For example, a DApp could be used to create a decentralized energy grid, where each device on the grid can buy and sell energy as needed. This could greatly improve the efficiency of the grid and reduce the need for central control.
Blockchain is a type of distributed ledger, comprised of unchangeable, digitally recorded data in packages called blocks. These blocks are stored in a linear chain. Each block in the chain contains data (e.g. bitcoin transaction), is cryptographically hashed. The blocks of hashed data draw upon the previous-block (which came before it) in the chain, ensuring all data in the overall “blockchain” has not been tampered with and has not been altered.
Blockchain is the technology that underpins cryptocurrencies, and it’s what allows them to operate without a central authority. Transactions are verified by network nodes through cryptography and recorded in a public distributed ledger called a blockchain. This technology has the potential to disrupt many industries by making processes more democratic, secure, transparent, and efficient.
Blockchain in IoT
Blockchain has significant potential in the IoT. It can be used to create a secure and transparent system for managing and controlling IoT devices. Each device can be given a unique identity on the blockchain, and all interactions with the device can be recorded and verified.
For example, a blockchain could be used to create a secure and transparent supply chain, where each item in the supply chain is tracked and verified on the blockchain. This could greatly reduce the risk of fraud and improve efficiency.
The intersection of IoT and cryptocurrency represents a significant opportunity for innovation. By applying concepts like tokenization, smart contracts, DApps, and blockchain to IoT, we can create secure and efficient systems that have the potential to transform industries.
Understanding the terminology associated with this intersection is crucial for anyone interested in this field.
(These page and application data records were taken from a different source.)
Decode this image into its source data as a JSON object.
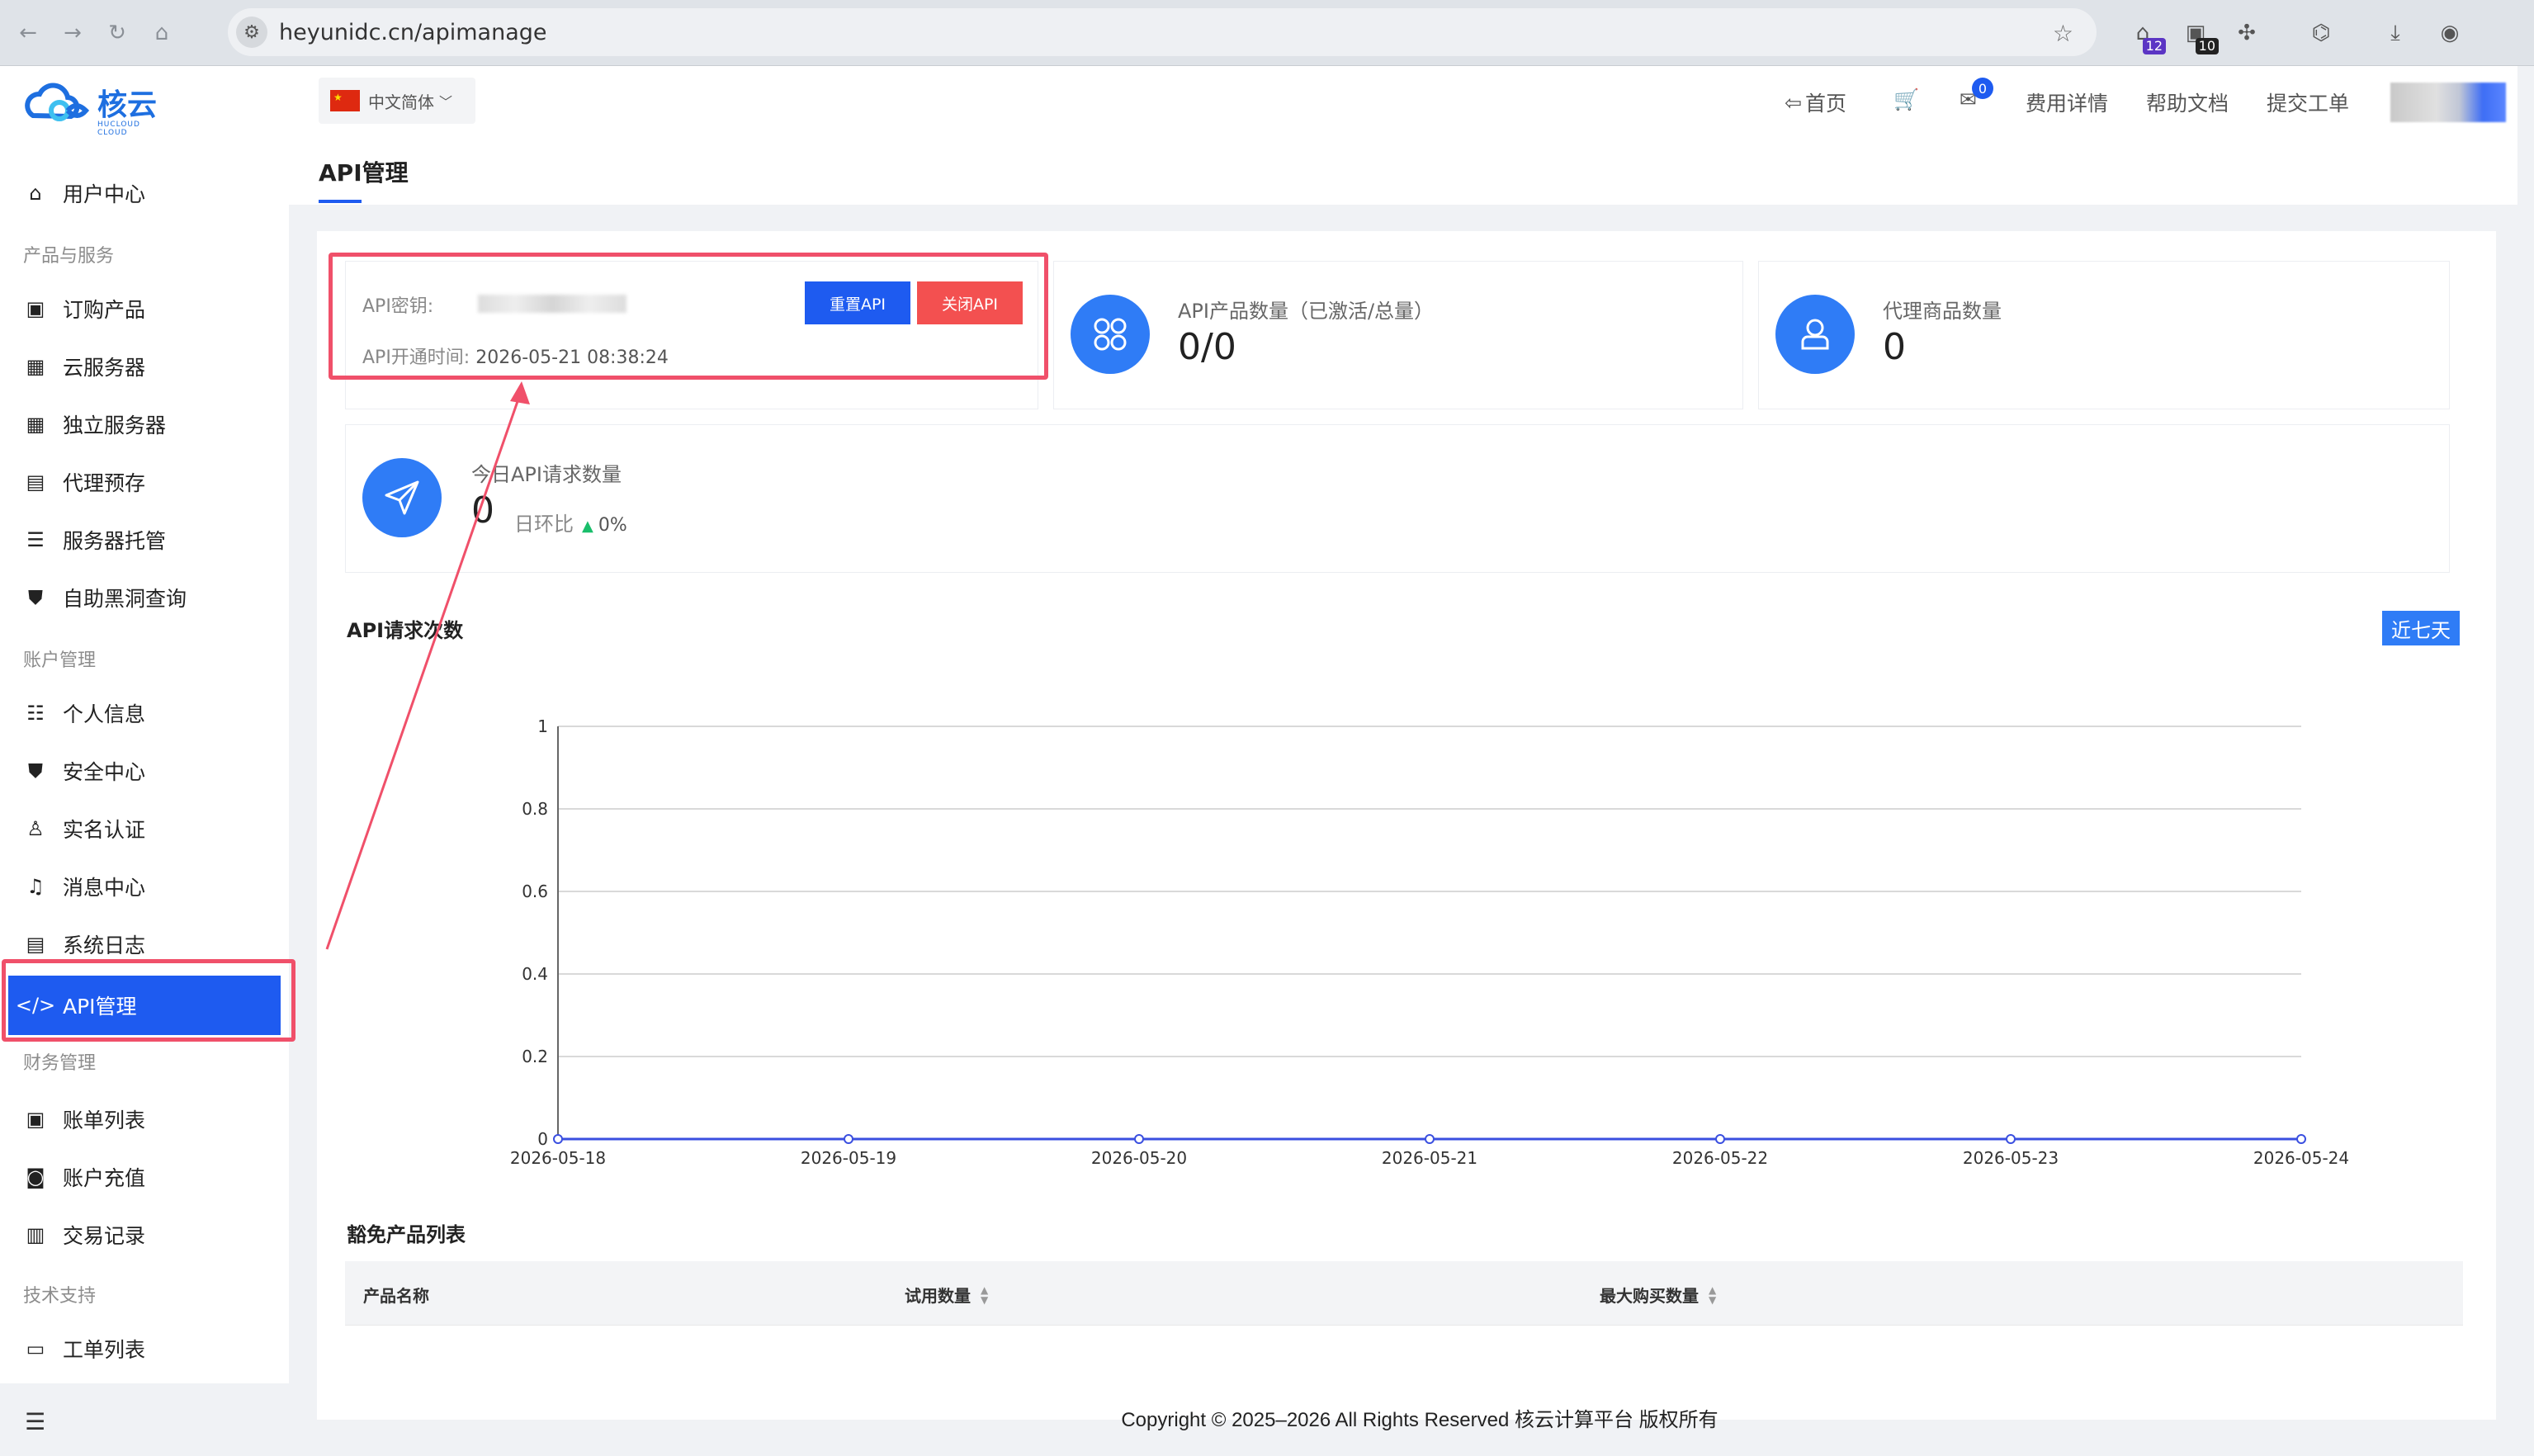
{
  "browser": {
    "url": "heyunidc.cn/apimanage",
    "ext_badge_1": "12",
    "ext_badge_2": "10"
  },
  "logo": {
    "name": "核云",
    "tagline": "HUCLOUD CLOUD"
  },
  "sidebar": {
    "user_center": "用户中心",
    "group_products": "产品与服务",
    "products": [
      "订购产品",
      "云服务器",
      "独立服务器",
      "代理预存",
      "服务器托管",
      "自助黑洞查询"
    ],
    "group_account": "账户管理",
    "account": [
      "个人信息",
      "安全中心",
      "实名认证",
      "消息中心",
      "系统日志",
      "API管理"
    ],
    "group_finance": "财务管理",
    "finance": [
      "账单列表",
      "账户充值",
      "交易记录"
    ],
    "group_support": "技术支持",
    "support": [
      "工单列表"
    ]
  },
  "topbar": {
    "language": "中文简体",
    "home": "首页",
    "mail_count": "0",
    "billing": "费用详情",
    "help": "帮助文档",
    "ticket": "提交工单"
  },
  "page": {
    "title": "API管理"
  },
  "api_key_card": {
    "key_label": "API密钥:",
    "time_label": "API开通时间:",
    "time_value": "2026-05-21 08:38:24",
    "reset_button": "重置API",
    "close_button": "关闭API"
  },
  "stats": {
    "products_label": "API产品数量（已激活/总量）",
    "products_value": "0/0",
    "agent_label": "代理商品数量",
    "agent_value": "0",
    "today_label": "今日API请求数量",
    "today_value": "0",
    "ratio_label": "日环比",
    "ratio_value": "0%"
  },
  "chart_section": {
    "title": "API请求次数",
    "range_button": "近七天"
  },
  "chart_data": {
    "type": "line",
    "x": [
      "2026-05-18",
      "2026-05-19",
      "2026-05-20",
      "2026-05-21",
      "2026-05-22",
      "2026-05-23",
      "2026-05-24"
    ],
    "series": [
      {
        "values": [
          0,
          0,
          0,
          0,
          0,
          0,
          0
        ]
      }
    ],
    "ylim": [
      0,
      1
    ],
    "yticks": [
      "0",
      "0.2",
      "0.4",
      "0.6",
      "0.8",
      "1"
    ],
    "line_color": "#3a4fe0",
    "grid": true
  },
  "table": {
    "title": "豁免产品列表",
    "columns": [
      "产品名称",
      "试用数量",
      "最大购买数量"
    ]
  },
  "footer": {
    "copyright": "Copyright © 2025–2026 All Rights Reserved 核云计算平台 版权所有"
  }
}
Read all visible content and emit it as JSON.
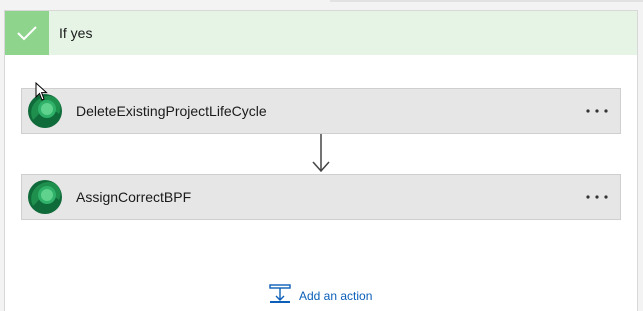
{
  "condition": {
    "branch_title": "If yes",
    "header_color": "#e6f4e6",
    "check_color": "#8fd48d"
  },
  "actions": [
    {
      "label": "DeleteExistingProjectLifeCycle",
      "icon": "dataverse-icon",
      "menu_icon": "more-options-icon"
    },
    {
      "label": "AssignCorrectBPF",
      "icon": "dataverse-icon",
      "menu_icon": "more-options-icon"
    }
  ],
  "footer": {
    "add_action_label": "Add an action",
    "add_action_icon": "insert-step-icon",
    "link_color": "#0b5fb8"
  }
}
This glossary provides a comprehensive overview of these terms, providing the necessary vocabulary to understand and participate in discussions about the tokenized IoT.